▶ _GOAL OF THE EXERCISE_: Copy all the lines below without altering anything.

▶ _RECORDS TO USE_:

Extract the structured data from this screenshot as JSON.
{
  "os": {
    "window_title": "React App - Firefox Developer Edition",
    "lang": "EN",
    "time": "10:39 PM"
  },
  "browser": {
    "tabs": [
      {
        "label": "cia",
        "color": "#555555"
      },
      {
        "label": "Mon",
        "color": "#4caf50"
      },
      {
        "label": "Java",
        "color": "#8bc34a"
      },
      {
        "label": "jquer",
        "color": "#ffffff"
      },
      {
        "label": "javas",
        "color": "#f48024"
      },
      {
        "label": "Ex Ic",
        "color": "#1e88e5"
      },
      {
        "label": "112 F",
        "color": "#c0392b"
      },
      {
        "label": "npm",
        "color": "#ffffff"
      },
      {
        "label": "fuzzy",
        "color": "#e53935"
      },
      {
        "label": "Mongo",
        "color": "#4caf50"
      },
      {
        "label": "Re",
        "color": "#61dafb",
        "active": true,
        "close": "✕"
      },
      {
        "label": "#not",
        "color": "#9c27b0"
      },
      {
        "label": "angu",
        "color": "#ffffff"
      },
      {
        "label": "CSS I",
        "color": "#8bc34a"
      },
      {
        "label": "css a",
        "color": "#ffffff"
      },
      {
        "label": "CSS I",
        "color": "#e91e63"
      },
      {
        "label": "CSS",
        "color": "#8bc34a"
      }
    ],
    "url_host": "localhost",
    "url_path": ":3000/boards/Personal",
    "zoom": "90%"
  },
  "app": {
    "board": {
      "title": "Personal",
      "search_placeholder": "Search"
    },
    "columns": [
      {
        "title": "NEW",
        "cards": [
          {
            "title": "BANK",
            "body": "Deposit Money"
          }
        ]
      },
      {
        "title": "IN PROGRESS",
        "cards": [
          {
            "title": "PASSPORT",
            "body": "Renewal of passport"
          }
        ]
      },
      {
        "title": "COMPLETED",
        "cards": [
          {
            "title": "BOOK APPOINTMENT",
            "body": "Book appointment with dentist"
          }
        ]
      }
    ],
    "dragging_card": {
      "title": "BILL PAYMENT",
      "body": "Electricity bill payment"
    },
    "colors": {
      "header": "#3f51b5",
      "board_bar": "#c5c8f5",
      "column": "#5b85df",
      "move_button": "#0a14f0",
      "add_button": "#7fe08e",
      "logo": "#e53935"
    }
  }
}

▶ _RESULT OF THE EXERCISE_:
Extract the structured data from this screenshot as JSON.
{
  "os": {
    "window_title": "React App - Firefox Developer Edition",
    "lang": "EN",
    "time": "10:39 PM"
  },
  "browser": {
    "tabs": [
      {
        "label": "cia",
        "color": "#555555"
      },
      {
        "label": "Mon",
        "color": "#4caf50"
      },
      {
        "label": "Java",
        "color": "#8bc34a"
      },
      {
        "label": "jquer",
        "color": "#ffffff"
      },
      {
        "label": "javas",
        "color": "#f48024"
      },
      {
        "label": "Ex Ic",
        "color": "#1e88e5"
      },
      {
        "label": "112 F",
        "color": "#c0392b"
      },
      {
        "label": "npm",
        "color": "#ffffff"
      },
      {
        "label": "fuzzy",
        "color": "#e53935"
      },
      {
        "label": "Mongo",
        "color": "#4caf50"
      },
      {
        "label": "Re",
        "color": "#61dafb",
        "active": true,
        "close": "✕"
      },
      {
        "label": "#not",
        "color": "#9c27b0"
      },
      {
        "label": "angu",
        "color": "#ffffff"
      },
      {
        "label": "CSS I",
        "color": "#8bc34a"
      },
      {
        "label": "css a",
        "color": "#ffffff"
      },
      {
        "label": "CSS I",
        "color": "#e91e63"
      },
      {
        "label": "CSS",
        "color": "#8bc34a"
      }
    ],
    "url_host": "localhost",
    "url_path": ":3000/boards/Personal",
    "zoom": "90%"
  },
  "app": {
    "board": {
      "title": "Personal",
      "search_placeholder": "Search"
    },
    "columns": [
      {
        "title": "NEW",
        "cards": [
          {
            "title": "BANK",
            "body": "Deposit Money"
          }
        ]
      },
      {
        "title": "IN PROGRESS",
        "cards": [
          {
            "title": "PASSPORT",
            "body": "Renewal of passport"
          }
        ]
      },
      {
        "title": "COMPLETED",
        "cards": [
          {
            "title": "BOOK APPOINTMENT",
            "body": "Book appointment with dentist"
          }
        ]
      }
    ],
    "dragging_card": {
      "title": "BILL PAYMENT",
      "body": "Electricity bill payment"
    },
    "colors": {
      "header": "#3f51b5",
      "board_bar": "#c5c8f5",
      "column": "#5b85df",
      "move_button": "#0a14f0",
      "add_button": "#7fe08e",
      "logo": "#e53935"
    }
  }
}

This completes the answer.